A federal appeals court has upheld the bribery conviction of a former local school board member in Louisiana who had demanded money from a candidate for district superintendent.
A three-judge panel of the U.S. Court of Appeals for the 5th Circuit, in New Orleans, last week unanimously rejected the appellate arguments of Quincy Richard Sr., who was a member of the St. Landry Parish board in 2012 when the case unfolded.
Evidence in the case showed that Richard and another St. Landry board member at the time, John Miller, met privately with Joseph Cassimere, who was acting superintendent of the 15,000-student district and a candidate under consideration by the board for full appointment.
Richard and Miller indicated that they often voted in tandem and that to secure their votes to become superintendent, Cassimere would have to provide “some kind of finance,” as Miller put it, according to court documents.
Cassimere thought the two board members must be joking. But at a later meeting, he realized the pair were serious. Cassimere contacted the FBI, which wired him up to record further discussions with the board members.
In September 2012, two days before the board was scheduled to select a superintendent, Cassimere and the board members met at the restaurant of a local casino. Cassimere gave each an envelope with $5,000 in cash. Moments later, FBI agents arrested Richard and Miller.

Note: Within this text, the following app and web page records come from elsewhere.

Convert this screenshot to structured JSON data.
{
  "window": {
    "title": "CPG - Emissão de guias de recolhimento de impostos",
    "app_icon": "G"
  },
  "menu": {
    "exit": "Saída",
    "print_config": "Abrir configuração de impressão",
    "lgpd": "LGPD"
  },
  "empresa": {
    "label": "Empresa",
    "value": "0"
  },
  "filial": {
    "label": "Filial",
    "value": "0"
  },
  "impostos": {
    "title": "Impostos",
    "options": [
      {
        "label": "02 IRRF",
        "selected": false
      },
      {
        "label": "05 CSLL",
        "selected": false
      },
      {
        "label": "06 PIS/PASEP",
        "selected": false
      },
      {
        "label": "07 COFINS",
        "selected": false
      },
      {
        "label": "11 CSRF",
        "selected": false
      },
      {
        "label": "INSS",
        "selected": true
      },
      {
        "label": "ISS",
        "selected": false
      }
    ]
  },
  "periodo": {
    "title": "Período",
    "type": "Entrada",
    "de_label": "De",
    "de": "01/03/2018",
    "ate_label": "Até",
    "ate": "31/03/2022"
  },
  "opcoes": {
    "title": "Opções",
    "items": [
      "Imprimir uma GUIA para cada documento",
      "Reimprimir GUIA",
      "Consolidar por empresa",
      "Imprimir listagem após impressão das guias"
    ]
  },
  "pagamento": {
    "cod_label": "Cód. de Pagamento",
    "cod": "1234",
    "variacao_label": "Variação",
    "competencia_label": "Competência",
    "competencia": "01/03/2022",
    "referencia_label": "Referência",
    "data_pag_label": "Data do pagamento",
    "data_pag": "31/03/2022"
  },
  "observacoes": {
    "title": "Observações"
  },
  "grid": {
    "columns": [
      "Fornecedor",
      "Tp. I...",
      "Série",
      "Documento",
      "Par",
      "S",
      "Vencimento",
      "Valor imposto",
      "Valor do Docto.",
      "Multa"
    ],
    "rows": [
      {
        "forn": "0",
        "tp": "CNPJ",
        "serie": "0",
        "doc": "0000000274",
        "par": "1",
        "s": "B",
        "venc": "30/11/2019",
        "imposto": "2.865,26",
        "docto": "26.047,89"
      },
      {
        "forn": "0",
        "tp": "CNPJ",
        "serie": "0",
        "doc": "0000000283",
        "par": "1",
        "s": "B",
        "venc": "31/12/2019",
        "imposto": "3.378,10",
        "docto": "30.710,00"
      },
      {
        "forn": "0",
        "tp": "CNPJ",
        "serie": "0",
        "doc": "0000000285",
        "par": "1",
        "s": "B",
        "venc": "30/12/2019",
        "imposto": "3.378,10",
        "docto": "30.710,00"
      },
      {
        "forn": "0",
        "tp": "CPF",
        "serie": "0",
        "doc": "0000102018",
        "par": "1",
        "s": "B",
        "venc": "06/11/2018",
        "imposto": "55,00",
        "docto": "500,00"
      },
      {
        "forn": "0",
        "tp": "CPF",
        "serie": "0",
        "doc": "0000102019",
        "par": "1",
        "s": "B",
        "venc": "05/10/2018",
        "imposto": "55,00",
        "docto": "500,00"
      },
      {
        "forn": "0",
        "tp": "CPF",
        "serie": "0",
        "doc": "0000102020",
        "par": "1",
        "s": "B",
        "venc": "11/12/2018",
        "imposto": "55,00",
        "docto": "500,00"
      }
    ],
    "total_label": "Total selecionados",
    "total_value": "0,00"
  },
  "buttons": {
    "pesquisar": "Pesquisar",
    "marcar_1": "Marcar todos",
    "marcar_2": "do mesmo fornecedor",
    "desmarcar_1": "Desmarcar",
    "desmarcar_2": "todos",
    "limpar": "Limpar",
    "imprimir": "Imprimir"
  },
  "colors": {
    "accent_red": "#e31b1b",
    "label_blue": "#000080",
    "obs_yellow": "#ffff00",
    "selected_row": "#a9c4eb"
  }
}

The board members were charged with two counts of bribery and one count of conspiracy to commit bribery under federal law. Miller pleaded guilty and cooperated with the government. He was sentenced to 10 months of house arrest.
Richard went to trial, where he was convicted and sentenced to 33 months in prison.
In his appeal to the 5th Circuit court, Richard challenged, among other things, the constitutionality of the federal statute on official bribery. He argued that the law could not be applied to the area of education, because state interests are stronger than federal interests.
In its Dec. 29 decision in United States v. Richard, the 5th Circuit court noted that the use of the federal bribery statute had been upheld in other cases involving corruption in local school districts. It rejected Richard’s arguments.
Richard also argued that the government failed to meet the elements of the bribery statute and that there was insufficient evidence that he and Miller had acted in a conspiracy.
The 5th Circuit court rejected all of Richard’s arguments and upheld his conviction and sentence.
“Richard proposed and accepted a bribe in exchange for his support in selecting a school board superintendent,” the appeals court said. “All of the requirements for a valid federal conviction under [the statute] have been satisfied. The district court committed no error in sentencing Richard. In sum, Richard’s contentions on appeal are meritless.”
A version of this news article first appeared in The School Law Blog.